AMSTERDAM, Netherlands — Dutch police have arrested 52 people suspected of defrauding gullible Internet users in one of the largest busts of the infamous “Nigerian e-mail” scam.
Also known as an “advance fee” or “419″ scheme, the scammers sent spam e-mails asking for help in transferring a large sum of money out of a politically or economically troubled country, in exchange for a generous percentage.
Robert Meulenbroek, spokesman for the Amsterdam prosecutor’s office, said the ring broken this week had reaped millions of euros. Recent victims included people from the United States, Japan, England, Russia, Sweden and Switzerland.
A task force of 80 officers raided 23 apartments, seizing computers, fake passports and 50,000 euros ($62,000) in cash. One suspect was injured attempting to escape by leaping from a third-floor apartment, he said.
The detainees were not identified under Dutch privacy rules, but most were believed to be Nigerian, police said.
In a variation on one of the world’s oldest scams, the Nigerian e-mail con artists present themselves as well-connected people who need access to a Western bank account to transfer a large sum of money that cannot be spent in their own country.
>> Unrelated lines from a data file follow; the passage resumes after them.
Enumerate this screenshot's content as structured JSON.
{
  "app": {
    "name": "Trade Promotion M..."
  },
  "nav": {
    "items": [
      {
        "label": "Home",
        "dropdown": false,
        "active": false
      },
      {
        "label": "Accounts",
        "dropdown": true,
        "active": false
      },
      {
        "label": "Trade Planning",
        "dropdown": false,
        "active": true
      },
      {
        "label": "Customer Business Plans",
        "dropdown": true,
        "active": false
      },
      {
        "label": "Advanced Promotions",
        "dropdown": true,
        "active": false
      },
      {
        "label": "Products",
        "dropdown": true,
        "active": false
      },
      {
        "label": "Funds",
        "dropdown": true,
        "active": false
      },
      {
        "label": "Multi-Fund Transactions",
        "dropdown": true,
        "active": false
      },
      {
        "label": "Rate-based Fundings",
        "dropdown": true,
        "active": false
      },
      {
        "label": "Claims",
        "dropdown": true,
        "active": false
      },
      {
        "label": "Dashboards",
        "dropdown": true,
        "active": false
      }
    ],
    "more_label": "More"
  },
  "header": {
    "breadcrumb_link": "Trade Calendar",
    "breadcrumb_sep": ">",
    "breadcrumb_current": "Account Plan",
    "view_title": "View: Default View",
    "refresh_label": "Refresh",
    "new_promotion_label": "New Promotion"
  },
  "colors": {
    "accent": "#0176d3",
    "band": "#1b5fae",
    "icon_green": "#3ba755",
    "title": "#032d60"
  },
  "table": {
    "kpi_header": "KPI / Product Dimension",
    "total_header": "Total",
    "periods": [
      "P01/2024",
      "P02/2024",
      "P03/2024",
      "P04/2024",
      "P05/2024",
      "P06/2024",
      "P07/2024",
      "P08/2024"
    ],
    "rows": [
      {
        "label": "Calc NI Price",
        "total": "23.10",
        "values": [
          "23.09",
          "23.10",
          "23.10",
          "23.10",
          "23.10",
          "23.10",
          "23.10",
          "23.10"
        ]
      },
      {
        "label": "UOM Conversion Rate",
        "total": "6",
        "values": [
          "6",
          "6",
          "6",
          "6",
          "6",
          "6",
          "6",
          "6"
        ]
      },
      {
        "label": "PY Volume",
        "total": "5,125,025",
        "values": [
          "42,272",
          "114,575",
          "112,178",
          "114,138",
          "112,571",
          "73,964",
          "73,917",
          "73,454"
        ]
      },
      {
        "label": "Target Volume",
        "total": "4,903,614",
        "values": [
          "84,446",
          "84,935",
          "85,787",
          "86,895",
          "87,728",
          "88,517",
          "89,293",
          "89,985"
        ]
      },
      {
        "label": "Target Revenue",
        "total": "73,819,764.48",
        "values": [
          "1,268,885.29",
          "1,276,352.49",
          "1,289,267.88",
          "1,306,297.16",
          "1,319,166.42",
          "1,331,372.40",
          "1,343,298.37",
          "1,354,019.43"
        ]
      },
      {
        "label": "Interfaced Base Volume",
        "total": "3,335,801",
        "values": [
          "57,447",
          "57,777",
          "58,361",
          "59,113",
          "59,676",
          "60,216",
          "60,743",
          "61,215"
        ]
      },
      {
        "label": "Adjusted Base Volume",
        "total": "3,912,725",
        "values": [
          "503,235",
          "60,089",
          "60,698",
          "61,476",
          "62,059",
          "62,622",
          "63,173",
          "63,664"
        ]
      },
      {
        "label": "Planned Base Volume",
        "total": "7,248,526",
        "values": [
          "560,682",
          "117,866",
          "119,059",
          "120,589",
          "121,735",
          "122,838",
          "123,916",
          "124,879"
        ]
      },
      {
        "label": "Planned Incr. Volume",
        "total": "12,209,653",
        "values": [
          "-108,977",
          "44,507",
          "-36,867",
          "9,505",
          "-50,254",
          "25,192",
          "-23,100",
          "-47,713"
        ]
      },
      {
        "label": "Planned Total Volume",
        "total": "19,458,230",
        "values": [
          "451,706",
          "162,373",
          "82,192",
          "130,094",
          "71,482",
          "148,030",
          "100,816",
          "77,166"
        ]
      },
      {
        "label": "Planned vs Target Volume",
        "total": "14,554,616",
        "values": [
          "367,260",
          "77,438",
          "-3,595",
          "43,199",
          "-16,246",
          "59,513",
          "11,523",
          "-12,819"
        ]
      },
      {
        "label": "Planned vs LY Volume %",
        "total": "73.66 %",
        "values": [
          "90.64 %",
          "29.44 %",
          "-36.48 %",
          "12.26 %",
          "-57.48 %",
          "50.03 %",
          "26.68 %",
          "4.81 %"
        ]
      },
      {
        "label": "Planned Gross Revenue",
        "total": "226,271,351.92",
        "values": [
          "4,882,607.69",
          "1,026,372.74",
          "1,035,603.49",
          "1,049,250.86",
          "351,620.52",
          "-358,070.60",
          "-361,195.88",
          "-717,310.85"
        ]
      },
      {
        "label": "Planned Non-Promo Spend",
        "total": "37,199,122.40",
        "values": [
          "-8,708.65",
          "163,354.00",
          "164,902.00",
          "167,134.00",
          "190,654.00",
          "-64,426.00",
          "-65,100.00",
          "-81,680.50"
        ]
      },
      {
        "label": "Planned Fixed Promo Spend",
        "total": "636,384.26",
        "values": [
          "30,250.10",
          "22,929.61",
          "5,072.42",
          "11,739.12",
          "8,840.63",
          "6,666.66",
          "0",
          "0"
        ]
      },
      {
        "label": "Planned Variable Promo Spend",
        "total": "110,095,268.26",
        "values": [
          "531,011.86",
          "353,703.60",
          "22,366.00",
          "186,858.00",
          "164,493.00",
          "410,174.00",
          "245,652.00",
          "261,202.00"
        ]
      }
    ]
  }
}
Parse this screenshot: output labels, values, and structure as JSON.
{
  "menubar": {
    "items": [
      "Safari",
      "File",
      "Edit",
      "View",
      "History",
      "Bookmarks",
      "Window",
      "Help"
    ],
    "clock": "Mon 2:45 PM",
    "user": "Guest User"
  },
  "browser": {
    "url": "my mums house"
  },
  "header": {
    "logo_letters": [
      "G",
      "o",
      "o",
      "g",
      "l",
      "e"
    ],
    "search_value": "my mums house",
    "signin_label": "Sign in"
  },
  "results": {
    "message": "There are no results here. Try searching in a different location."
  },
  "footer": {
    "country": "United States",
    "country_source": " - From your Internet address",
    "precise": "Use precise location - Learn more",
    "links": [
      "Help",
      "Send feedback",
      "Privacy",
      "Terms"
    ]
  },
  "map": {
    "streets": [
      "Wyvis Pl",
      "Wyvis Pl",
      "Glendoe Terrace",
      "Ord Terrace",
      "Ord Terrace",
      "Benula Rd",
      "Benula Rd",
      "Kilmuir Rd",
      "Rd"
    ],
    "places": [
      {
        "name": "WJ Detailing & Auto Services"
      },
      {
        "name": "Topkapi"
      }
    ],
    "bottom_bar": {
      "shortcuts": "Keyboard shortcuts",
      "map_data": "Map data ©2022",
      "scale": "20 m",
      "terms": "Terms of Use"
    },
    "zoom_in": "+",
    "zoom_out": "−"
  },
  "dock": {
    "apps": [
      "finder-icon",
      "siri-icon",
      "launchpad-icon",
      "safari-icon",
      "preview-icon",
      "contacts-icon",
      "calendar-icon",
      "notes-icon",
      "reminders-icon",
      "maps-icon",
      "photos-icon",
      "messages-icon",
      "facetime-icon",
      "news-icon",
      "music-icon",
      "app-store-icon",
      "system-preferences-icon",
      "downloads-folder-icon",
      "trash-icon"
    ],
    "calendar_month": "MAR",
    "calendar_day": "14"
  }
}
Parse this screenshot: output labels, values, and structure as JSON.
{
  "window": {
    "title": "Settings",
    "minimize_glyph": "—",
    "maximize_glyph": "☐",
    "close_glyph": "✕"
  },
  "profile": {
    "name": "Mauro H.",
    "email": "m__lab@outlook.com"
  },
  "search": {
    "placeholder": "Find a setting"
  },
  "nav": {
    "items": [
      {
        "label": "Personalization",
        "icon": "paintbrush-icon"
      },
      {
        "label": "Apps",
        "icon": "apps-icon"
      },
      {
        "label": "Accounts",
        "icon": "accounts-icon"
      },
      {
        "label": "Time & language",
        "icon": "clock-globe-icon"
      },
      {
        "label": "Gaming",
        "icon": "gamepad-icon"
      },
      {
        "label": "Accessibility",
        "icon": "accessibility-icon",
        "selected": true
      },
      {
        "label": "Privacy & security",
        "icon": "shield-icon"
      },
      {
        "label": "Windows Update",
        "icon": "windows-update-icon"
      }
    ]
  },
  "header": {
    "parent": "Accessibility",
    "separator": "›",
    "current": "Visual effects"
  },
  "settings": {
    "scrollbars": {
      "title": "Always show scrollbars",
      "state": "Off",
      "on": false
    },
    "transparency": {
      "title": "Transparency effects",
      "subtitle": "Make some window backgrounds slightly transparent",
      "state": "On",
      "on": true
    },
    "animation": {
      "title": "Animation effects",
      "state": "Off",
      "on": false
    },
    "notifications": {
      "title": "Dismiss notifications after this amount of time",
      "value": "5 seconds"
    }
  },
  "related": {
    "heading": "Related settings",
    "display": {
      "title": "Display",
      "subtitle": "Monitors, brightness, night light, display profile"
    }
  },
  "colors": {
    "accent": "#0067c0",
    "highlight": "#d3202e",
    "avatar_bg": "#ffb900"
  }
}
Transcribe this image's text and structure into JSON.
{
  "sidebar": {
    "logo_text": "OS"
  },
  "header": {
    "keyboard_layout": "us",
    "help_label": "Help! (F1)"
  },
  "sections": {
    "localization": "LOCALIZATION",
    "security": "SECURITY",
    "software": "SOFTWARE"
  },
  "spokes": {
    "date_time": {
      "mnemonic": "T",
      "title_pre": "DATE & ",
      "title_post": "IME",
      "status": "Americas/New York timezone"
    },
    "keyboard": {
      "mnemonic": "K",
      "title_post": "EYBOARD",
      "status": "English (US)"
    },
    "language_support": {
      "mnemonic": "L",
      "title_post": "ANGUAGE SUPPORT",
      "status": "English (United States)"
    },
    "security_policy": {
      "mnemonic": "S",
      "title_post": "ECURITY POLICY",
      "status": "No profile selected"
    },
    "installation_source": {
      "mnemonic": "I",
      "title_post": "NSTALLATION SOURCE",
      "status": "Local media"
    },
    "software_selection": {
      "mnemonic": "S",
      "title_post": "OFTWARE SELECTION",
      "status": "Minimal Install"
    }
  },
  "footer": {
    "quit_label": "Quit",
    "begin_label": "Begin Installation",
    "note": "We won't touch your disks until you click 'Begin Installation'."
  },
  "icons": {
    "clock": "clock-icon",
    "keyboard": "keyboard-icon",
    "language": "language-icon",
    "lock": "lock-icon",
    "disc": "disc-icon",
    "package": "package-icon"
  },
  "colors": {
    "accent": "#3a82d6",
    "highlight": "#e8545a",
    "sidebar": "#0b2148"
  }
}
They promise a cut of the money in exchange for a smaller upfront cost before the larger sum can be transferred — but it never is.
The scam has existed for years in various forms, but in the 1990s it moved online, where it is cheaper to organize and harder to trace.
Arrests have been made in several countries in recent years, including Australia, Canada and the United States.
The Amsterdam scammers referred their potential victims to websites of fictitious companies with names like Global Securities and Financial Company Limited, or Fortune Trust Finance & Securities.
Often, they listed a fake address, though most had a working mobile phone number.
The suspects worked from their homes and sent more than 1 million e-mails, at times clogging the servers of their Internet provider, Dutch-based cable company UPC. Police enlisted UPC’s help to trace them, Meulenbroek said.
Six people, three from Nigeria and three from Benin, were convicted in a similar case in Amsterdam in May, receiving sentences of up to 4.5 years. They had defrauded victims for several million dollars, including a Swiss professor who lost $482,000 after being promised 25 percent of a $36 million sum.
Nigeria has recently stepped up its efforts to eradicate the scam, which taints its image abroad. The Central Bank of Nigeria denies any connection to the scammers, and Nigerian agencies have been placing warning advertisements in international newspapers for years.
The scam is sometimes called a “419″ fraud due to the Nigerian criminal code outlawing it.
At the World Economic Forum in Davos, Switzerland, earlier this month, Nigeria’s finance minister, Ngozi Okonjo-Iweala, reissued a statement promising to crack down on the scammers.